In November 2016, my son Aaron asked me to be his guide runner for the London Marathon. I completed the London Marathon (my one and only) 2011 in 5hour 11minutes and had always said to Aaron if he wanted to do it I would be happy to run as his guide. Aaron is visually impaired and has an eye condition called Retinitis Pigmentosa. This causes tunnel vision and night blindness.
We started training for the 2017 London Marathon, however a few weeks in to our training in January 2017 Aaron noticed he was getting a pain in his heart.
After going to the doctors and seeing a cardiologist we found out he had Wolf Parkinson White Syndrome. This meant he had to pull out of the London Marathon and have an ablation to resolve the problem. After successful surgery in May and getting the all clear in August, Aaron was able to return to running.
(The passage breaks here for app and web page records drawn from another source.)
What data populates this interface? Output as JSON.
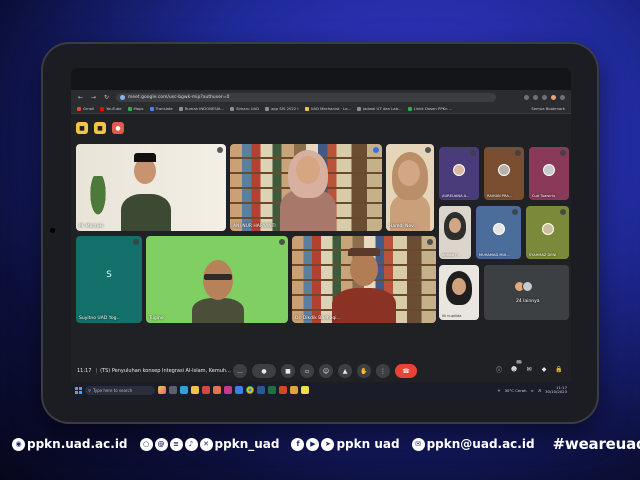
{
  "browser": {
    "url": "meet.google.com/usc-bgwk-mip?authuser=0",
    "bookmarks": [
      "Gmail",
      "YouTube",
      "Maps",
      "Translate",
      "Rumah INDONESIA...",
      "Simaru UAD",
      "app SIS 2022 I",
      "UAD Mechanist · Lo...",
      "Jadwal UT dan Lab...",
      "Linkk Dosen PPKn ..."
    ],
    "all_bookmarks": "Semua Bookmark"
  },
  "meet": {
    "time": "11:17",
    "meeting_title": "(TS) Penyuluhan konsep Integrasi Al-Islam, Kemuh...",
    "participants_badge": "35",
    "tiles": [
      {
        "name": "M. Marzuki"
      },
      {
        "name": "ANI NUR HARYANTI"
      },
      {
        "name": "Hamdi Nov..."
      },
      {
        "name": "AURELIANA A..."
      },
      {
        "name": "RAIHAN PRA..."
      },
      {
        "name": "Cud Tuaisiriu"
      },
      {
        "name": "Annisa F..."
      },
      {
        "name": "MUHAMAD MUI..."
      },
      {
        "name": "SYAHMAZ DENI"
      },
      {
        "name": "Suyitno UAD Yog...",
        "initial": "S"
      },
      {
        "name": "Tugino"
      },
      {
        "name": "Dr. Dikdik Baehaqi..."
      },
      {
        "name": "lili nupilida"
      },
      {
        "name": "24 lainnya"
      }
    ]
  },
  "taskbar": {
    "search": "Type here to search",
    "weather": "30°C Cerah",
    "time": "11:17",
    "date": "30/10/2023"
  },
  "footer": {
    "website": "ppkn.uad.ac.id",
    "social": "ppkn_uad",
    "social2": "ppkn uad",
    "email": "ppkn@uad.ac.id",
    "hashtag": "#weareuad"
  },
  "colors": {
    "tile_s_bg": "#13706a",
    "tile_tugino_bg": "#7fcf63",
    "end_call": "#ea4335"
  }
}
Aaron had deferred his place from 2017 to 2018 which meant I would be running the marathon a couple of weeks after my 50th birthday. We started training in January 2018, doing our short runs in the week at Everyone Active gym at Frogmore on the dreadmill and doing our long runs outside on a Saturday morning. We used a guide running band which we would both hold on to while running.
It took me a while to get use to guide running and I would occasionally forget to tell Aaron when there was a curb or when there were low branches ahead. Aaron is taller than me and this meant he would often be hitting his head on branches! Fortunately for me, Aaron has a great sense of humour!
I think as revenge, when I was struggling during a run, Aaron would call me the running granny, now I have a grandson. That made me think, I’ll prove what this granny can do!
Our training went well with neither of us suffering any injuries and guide running became much easier. Running with Aaron pushed me to run faster than I had in the past and we were aiming and on target to complete the marathon in four and a half hours.
On Marathon Morning, Alison Jones had kindly offered to pick us up and take us to the SJ coach pick up point and being a very experienced marathon runner she was calm and positive about the day, just what I needed.
We arrived at the start area on race day feeling prepared, however like everyone else we weren’t prepared for the hot weather! The atmosphere at the red start was buzzing and it wasn’t long before we were heading to our pen ready for the start.
A few miles in we realised that due to the heat, our time would not be as quick as we were hoping for. The two biggest challenges on race day were the heat and also guiding Aaron through a very busy course, we had only completed one half marathon previously due to Fleet being cancelled so I had little experience of guiding in the masses.
At times we were having to zigzag through the field and sometimes shout “Two runners coming through”, with us narrowly missing some runners who didn’t hear as they had their headphones in. Due to the zig zagging there were times when it felt like Aaron was guiding me as well as me guiding him.
Our family came to support us on the day and gave us something to look out for as we went round the course, stopping for hugs and words of encouragement which really helped to spur us on. The crowd were amazing all the way round, calling out our names as we ran past and the encouragement from the other runners gave us a real boost too.
We crossed the line after 5 hours and 27 minutes and were greeted with hugs and smiles from the lovely Monica Banerjee Burbidge & Mhairi Hutchison from SJ who gave us our medals. It was a huge sense of relief to get to the finish and I was extremely proud to have had the honour of running the London Marathon with my son (apologies girls for the tears).
Aaron really enjoyed the experience and he managed to raise over £3,000 for Guide Dogs.
Would we do it again – hell yes!
Thank you to all the SJs who helped us and wished us luck an to all who volunteered on the day, you really do make it special!